Work required =
For the records below, work out the number of lines holding "this" and reply with only that.

Dataset rows describing interfaces:
....
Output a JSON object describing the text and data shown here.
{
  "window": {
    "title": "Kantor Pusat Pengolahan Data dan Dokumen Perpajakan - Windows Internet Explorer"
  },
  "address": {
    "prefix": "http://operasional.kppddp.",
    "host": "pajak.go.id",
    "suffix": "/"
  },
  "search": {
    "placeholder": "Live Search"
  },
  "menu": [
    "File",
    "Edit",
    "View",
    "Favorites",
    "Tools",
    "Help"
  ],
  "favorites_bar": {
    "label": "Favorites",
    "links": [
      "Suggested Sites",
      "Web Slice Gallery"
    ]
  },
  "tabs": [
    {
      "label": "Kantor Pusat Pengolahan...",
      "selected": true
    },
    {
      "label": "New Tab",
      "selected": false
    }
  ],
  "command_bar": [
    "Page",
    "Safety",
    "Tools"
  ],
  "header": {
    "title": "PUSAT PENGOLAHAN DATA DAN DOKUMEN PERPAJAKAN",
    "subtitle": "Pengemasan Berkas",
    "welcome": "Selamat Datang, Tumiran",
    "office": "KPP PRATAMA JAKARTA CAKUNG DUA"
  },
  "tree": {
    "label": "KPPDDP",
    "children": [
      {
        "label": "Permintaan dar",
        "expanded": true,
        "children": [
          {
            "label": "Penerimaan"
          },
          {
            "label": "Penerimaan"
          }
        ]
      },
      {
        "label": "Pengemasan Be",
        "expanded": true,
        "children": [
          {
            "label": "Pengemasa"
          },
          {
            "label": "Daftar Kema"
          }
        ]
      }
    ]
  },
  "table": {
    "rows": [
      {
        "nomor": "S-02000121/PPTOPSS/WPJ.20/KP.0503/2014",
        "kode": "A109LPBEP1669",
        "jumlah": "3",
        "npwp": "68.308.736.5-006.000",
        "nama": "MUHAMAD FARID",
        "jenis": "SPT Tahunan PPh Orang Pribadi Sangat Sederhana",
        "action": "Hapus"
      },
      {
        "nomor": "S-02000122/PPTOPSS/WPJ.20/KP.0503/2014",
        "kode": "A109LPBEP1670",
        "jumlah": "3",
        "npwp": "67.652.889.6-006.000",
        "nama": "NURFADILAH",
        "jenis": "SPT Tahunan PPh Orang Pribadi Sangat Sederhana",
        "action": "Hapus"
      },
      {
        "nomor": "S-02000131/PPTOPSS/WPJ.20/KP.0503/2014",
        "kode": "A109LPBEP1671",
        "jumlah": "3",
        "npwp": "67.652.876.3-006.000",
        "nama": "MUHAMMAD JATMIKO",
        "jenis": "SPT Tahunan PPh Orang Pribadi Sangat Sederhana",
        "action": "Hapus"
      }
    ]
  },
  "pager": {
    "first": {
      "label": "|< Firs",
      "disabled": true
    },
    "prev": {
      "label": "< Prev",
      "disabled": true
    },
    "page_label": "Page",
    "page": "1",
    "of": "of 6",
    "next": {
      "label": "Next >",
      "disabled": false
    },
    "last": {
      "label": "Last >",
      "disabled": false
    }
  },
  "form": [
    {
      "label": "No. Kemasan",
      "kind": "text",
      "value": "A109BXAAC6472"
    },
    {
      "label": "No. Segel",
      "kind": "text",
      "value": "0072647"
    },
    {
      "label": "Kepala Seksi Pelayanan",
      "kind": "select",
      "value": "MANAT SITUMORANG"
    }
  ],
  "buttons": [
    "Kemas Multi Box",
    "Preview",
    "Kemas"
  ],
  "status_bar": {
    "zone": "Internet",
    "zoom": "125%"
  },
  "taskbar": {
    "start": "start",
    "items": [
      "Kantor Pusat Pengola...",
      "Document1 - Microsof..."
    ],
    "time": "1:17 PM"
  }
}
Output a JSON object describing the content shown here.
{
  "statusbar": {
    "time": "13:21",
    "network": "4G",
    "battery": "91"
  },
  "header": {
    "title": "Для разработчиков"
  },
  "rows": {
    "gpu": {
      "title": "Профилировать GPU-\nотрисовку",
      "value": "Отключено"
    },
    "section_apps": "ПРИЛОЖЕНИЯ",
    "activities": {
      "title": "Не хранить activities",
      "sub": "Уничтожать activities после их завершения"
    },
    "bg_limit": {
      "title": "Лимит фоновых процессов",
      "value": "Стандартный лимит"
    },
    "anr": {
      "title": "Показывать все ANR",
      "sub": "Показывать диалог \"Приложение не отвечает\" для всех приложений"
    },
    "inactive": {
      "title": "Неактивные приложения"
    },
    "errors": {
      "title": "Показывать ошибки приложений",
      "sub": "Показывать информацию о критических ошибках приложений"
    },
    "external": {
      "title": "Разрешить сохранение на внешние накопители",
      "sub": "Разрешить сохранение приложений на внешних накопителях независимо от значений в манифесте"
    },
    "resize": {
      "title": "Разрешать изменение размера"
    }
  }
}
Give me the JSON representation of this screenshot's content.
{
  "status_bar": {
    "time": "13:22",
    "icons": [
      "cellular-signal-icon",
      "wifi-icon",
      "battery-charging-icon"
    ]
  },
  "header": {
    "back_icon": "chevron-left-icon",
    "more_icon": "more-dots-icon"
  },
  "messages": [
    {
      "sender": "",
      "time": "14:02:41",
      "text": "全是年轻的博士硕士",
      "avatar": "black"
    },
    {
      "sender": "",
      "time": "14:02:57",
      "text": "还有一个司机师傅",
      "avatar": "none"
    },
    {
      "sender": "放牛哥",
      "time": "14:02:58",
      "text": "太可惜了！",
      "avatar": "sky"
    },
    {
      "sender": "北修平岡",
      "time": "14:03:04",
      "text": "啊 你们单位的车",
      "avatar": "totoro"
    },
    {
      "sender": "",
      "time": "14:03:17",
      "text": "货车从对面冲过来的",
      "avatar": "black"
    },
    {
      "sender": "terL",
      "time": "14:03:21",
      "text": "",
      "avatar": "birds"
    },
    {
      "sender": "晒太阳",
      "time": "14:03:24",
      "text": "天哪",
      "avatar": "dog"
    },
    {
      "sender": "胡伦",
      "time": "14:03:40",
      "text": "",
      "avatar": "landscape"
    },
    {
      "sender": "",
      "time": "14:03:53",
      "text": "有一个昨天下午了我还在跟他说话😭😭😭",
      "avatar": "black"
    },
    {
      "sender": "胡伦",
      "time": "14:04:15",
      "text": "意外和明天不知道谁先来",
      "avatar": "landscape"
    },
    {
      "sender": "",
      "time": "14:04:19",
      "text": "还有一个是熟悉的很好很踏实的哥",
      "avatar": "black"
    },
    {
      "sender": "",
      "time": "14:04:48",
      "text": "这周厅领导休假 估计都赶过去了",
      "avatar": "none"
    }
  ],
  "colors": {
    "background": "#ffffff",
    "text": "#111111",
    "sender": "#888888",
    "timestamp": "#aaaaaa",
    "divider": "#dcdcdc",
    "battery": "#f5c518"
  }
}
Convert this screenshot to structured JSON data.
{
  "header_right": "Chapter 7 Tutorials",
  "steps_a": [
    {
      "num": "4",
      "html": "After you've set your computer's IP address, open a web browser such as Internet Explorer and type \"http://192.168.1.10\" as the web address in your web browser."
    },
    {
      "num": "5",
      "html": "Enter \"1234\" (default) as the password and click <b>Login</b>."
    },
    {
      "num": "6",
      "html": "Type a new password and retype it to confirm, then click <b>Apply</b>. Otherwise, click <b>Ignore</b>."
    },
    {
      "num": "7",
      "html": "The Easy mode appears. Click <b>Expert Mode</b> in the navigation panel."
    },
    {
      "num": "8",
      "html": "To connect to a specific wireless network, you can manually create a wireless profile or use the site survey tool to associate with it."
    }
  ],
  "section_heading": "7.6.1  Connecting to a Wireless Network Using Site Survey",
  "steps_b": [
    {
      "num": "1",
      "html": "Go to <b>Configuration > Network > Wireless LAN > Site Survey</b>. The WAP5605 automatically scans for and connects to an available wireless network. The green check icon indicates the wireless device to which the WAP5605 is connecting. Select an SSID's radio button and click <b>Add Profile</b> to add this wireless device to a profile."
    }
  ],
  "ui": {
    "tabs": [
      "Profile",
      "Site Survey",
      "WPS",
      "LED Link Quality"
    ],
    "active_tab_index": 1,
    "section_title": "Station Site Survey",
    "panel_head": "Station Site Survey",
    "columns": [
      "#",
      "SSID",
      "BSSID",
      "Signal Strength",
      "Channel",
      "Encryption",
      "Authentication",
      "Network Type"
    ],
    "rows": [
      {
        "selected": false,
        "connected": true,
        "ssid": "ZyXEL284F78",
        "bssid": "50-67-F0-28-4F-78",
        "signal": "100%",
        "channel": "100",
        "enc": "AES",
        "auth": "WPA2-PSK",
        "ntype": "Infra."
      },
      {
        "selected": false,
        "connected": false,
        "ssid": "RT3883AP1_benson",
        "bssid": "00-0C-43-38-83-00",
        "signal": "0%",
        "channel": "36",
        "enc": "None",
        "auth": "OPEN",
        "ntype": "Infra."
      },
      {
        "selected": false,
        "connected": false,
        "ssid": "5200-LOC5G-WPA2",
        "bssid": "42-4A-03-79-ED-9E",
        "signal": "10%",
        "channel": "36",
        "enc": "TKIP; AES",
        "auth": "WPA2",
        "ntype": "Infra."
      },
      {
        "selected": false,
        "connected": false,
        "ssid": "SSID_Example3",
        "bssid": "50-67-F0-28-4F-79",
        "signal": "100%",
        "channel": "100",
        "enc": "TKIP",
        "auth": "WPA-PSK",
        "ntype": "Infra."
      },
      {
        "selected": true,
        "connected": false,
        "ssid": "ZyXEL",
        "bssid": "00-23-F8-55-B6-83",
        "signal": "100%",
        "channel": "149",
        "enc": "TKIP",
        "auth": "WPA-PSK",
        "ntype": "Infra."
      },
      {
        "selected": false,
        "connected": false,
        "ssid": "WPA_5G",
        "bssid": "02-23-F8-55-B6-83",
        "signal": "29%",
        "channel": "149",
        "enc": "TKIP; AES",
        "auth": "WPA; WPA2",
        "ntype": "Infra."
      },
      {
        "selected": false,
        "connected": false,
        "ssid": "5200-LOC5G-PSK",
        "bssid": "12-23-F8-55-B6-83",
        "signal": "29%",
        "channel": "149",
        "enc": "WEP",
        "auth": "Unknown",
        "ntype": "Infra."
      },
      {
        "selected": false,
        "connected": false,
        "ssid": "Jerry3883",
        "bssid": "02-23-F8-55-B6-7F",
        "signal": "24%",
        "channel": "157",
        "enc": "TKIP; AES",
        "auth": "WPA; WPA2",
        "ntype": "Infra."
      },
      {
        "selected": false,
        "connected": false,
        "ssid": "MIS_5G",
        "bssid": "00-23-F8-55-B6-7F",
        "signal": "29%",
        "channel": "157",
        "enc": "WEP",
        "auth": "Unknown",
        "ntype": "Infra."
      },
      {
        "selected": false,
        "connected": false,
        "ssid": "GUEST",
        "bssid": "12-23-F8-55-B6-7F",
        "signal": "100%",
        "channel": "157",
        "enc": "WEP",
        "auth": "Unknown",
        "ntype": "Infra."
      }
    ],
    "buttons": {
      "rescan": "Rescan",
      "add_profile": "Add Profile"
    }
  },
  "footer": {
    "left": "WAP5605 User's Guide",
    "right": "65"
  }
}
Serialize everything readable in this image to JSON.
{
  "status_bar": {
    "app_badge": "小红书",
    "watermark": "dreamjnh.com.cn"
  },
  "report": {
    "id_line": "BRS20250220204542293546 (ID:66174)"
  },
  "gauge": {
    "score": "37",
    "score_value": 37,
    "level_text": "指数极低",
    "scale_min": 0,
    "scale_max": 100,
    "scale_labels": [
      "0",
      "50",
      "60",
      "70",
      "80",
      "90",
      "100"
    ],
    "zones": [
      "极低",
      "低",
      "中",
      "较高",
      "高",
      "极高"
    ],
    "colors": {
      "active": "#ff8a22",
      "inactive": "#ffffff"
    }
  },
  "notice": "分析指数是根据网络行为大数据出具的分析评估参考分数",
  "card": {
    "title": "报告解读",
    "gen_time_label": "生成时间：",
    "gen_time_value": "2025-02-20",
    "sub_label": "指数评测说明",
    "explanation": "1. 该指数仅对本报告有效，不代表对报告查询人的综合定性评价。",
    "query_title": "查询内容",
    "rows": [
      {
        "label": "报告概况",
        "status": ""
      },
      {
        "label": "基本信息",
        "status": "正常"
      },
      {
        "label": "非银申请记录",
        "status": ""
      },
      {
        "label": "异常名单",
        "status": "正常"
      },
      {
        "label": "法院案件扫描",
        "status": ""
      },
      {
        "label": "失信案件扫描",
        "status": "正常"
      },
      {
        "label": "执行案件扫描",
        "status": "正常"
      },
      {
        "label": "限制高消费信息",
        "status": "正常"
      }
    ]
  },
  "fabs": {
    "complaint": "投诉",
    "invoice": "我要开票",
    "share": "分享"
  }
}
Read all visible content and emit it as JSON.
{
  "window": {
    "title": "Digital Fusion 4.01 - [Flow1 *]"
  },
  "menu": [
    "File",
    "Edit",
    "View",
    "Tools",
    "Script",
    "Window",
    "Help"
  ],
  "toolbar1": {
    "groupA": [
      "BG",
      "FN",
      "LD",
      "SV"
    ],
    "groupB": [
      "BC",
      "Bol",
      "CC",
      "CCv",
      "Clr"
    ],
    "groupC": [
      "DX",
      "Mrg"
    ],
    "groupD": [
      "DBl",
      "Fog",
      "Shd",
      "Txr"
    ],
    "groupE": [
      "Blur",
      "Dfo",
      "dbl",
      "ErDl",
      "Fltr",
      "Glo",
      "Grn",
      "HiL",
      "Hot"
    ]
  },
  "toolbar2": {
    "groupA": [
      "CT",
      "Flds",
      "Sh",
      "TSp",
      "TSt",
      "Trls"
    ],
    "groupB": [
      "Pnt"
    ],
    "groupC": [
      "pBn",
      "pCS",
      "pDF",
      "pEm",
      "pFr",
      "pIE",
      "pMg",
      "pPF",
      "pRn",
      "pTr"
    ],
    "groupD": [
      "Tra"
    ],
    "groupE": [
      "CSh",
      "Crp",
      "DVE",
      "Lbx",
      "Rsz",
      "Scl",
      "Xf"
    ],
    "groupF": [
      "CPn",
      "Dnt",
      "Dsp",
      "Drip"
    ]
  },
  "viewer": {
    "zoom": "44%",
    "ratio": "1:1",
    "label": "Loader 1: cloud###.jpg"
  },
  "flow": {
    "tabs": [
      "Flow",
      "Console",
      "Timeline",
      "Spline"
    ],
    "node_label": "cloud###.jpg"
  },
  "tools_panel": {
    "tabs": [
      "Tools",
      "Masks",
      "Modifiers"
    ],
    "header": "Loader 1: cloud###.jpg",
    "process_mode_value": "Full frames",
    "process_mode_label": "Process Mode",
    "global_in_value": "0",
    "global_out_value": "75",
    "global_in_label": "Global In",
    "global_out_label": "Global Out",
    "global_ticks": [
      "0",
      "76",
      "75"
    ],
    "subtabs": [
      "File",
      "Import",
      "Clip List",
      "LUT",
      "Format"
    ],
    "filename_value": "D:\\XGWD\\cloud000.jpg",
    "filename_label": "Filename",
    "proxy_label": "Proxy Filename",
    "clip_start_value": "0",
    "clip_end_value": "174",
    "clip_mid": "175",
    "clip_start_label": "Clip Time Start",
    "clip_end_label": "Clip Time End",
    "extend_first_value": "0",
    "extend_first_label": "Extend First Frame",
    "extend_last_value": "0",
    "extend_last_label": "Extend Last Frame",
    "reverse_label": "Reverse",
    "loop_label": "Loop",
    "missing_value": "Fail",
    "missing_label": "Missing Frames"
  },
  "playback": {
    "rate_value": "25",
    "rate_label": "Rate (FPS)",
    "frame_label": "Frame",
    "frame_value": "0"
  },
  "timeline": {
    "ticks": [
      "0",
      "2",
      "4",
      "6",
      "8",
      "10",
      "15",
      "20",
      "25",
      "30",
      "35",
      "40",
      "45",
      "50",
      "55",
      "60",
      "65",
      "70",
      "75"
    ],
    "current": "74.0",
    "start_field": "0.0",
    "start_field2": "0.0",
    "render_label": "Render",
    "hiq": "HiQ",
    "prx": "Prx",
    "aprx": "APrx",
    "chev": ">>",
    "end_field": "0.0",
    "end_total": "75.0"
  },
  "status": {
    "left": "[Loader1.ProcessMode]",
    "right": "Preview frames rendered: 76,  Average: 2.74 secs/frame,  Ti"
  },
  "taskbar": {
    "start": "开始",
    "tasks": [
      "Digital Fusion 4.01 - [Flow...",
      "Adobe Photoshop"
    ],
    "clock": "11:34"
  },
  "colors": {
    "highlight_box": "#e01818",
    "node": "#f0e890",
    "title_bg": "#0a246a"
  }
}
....
Worked solution =
4